Some scientists, however, point out that while the new study findings are interesting, the use of satellite data is an indirect method of assessment, without accompanying ground data on water supplies. The study also does not indicate how much water comes from snow or rainfall, how much is stored underground or on the surface, or how much is lost due to run-off.
Arun Shrestha, regional programme manager of river basins and cryosphere at the International Centre for Integrated Mountain Development (ICIMOD), Kathmandu, says that ICIMOD’s research indicates that water availability in the IGB region could increase by 2050 because of climate change, primarily due to increased ice and snow melt in the Indus basin together with an increase in rainfall.
In the Upper Indus, total runoff is likely to either decline or increase (change by -5% to +12%) by 2050; increase by 1-27% by 2050 in the upper Ganga basin, and by up to 13% in the upper Brahmaputra basin. For all basins, it is most likely that water flows by 2041-2050 will have increased compared to 1998-2007, his team’s findings show.
The average discharge of water into the entire Indus-Ganga-Brahmaputra basin is likely to increase in both short-term, 2035-2064, and long term, 2075-2100, as compared to 1981-2010, mainly due to increase in precipitation extremes and temperature extremes, he adds.
“Water availability is a complex interplay between precipitation (rainfall and snowfall), cryosphere (places where water is in frozen form, as ice) melting and water use,” Shrestha says. “There are strong variations in glacier change and water availability in the three basins as a result of the differences in geography and influence of monsoon and non-monsoon precipitation.”
Data for adaptation
In any case, the results of the new study can be useful in developing adaptation strategies and policy decisions to mitigate the adverse effect of climate change and extreme events, the scientists write in their paper. For example, the better understanding of rainfall trends can help inform sustainable water management policies.

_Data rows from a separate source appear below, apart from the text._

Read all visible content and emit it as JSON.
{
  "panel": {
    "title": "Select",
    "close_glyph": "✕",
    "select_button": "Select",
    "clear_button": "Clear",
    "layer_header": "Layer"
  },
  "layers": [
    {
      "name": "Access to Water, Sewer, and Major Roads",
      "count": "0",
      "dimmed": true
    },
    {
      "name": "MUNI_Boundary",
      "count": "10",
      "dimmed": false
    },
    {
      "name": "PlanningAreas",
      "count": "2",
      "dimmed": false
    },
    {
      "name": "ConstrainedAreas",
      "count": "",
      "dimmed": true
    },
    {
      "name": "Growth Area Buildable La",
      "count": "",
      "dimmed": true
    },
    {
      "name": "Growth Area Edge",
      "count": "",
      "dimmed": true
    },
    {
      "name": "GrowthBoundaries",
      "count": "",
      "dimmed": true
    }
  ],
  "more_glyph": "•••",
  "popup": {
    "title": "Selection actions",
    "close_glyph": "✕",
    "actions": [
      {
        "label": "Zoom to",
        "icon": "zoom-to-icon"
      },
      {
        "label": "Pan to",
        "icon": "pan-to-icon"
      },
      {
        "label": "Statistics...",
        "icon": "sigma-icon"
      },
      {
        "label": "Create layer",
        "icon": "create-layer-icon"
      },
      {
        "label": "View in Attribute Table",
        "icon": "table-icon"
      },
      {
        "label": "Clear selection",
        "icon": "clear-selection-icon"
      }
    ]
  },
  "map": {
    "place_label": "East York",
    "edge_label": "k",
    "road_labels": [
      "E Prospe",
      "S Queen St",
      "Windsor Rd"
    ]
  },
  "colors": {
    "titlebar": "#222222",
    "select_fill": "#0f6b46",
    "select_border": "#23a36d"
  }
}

Overextraction of water for agriculture lies at the heart of the region’s water problems. How water is used, especially in the context of crop practices, plays an important role in determining total water storage, says Rajiv Sinha, professor at the department of earth sciences at the Indian Institute of Technology Kanpur. For example, there is a groundwater crisis in north-western India, especially in Punjab and Haryana states which were at the centre of India’s Green Revolution. The country ramped up wheat and rice production in the 1960s by introducing high-yielding varieties which also required high levels of irrigation and fertilisers.
“The groundwater crisis in north-western India is the result of over-exploitation of groundwater resources for irrigation,” a team of scientists that included Sinha wrote in Nature Scientific Reports in August.
Computer simulations showed that if the groundwater continues to be extracted at current rates until 2028, water levels will fall by up to 2.8 metres each year in some areas. However if extraction was reduced by 20% each year, rates of groundwater decline could be reduced by up to 67%.
How to recharge groundwater?
Sinha says that annual fluctuations in the groundwater table have changed in recent years. Earlier, groundwater levels revived in the post-monsoon seasons due to the rains. “But from 2000 onwards, the groundwater levels are not picking up,” he says.
Sinha’s studies in Bihar, where the Ganga flows, show a 2-3 metre decline in groundwater levels in several districts both before and after the monsoon from 2004 to 2013.
India needs to design ways to recharge groundwater, such as check dams, percolation ponds, or by injecting water directly into the aquifers, Sinha adds. It also needs to change its crop growing and irrigation practices to avoid future water stress.